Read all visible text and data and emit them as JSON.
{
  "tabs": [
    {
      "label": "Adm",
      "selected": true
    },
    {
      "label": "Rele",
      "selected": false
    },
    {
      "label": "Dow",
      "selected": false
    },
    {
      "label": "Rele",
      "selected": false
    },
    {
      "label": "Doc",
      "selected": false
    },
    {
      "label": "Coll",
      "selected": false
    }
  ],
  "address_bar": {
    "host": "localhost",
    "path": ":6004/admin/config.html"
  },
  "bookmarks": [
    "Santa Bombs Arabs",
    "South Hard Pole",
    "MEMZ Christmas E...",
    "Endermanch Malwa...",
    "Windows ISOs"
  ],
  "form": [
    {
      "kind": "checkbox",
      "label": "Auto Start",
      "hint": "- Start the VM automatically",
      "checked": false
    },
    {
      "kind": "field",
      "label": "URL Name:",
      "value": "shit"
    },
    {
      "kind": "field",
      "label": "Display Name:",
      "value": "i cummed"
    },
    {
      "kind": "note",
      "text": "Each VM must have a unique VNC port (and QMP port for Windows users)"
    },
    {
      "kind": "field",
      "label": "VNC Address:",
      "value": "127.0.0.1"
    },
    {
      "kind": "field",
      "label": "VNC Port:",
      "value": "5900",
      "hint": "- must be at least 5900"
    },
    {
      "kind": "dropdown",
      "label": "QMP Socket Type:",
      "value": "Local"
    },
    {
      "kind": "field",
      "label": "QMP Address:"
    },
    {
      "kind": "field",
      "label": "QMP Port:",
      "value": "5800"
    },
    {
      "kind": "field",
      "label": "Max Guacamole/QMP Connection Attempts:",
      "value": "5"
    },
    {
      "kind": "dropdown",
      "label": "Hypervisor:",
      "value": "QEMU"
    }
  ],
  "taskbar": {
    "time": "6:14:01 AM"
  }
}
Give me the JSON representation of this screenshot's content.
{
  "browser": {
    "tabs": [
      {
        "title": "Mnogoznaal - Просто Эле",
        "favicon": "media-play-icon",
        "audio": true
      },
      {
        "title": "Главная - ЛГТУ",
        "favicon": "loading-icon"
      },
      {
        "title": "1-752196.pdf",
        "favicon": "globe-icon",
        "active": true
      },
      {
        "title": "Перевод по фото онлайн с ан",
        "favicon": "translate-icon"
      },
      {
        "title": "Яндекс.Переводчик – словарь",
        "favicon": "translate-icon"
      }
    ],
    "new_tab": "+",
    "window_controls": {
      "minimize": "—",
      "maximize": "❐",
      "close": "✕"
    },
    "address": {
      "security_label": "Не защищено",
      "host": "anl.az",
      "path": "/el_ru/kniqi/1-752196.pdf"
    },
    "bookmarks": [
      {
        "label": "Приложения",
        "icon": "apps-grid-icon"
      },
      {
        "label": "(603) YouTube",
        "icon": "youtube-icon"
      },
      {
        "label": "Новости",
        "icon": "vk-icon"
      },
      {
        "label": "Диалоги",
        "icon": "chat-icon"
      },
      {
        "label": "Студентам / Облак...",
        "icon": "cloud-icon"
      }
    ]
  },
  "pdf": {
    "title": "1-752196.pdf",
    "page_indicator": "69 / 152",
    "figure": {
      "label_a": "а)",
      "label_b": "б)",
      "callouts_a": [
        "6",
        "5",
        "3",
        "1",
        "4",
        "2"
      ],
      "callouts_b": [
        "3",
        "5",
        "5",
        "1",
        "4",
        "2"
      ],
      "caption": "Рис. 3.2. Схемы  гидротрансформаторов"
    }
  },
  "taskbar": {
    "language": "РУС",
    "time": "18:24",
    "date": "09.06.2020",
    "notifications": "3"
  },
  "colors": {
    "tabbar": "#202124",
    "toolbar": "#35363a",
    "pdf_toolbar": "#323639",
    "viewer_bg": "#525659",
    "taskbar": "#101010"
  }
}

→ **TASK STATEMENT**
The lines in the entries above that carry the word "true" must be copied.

→ **TASK RESPONSE**
      "selected": true
        "audio": true
        "active": true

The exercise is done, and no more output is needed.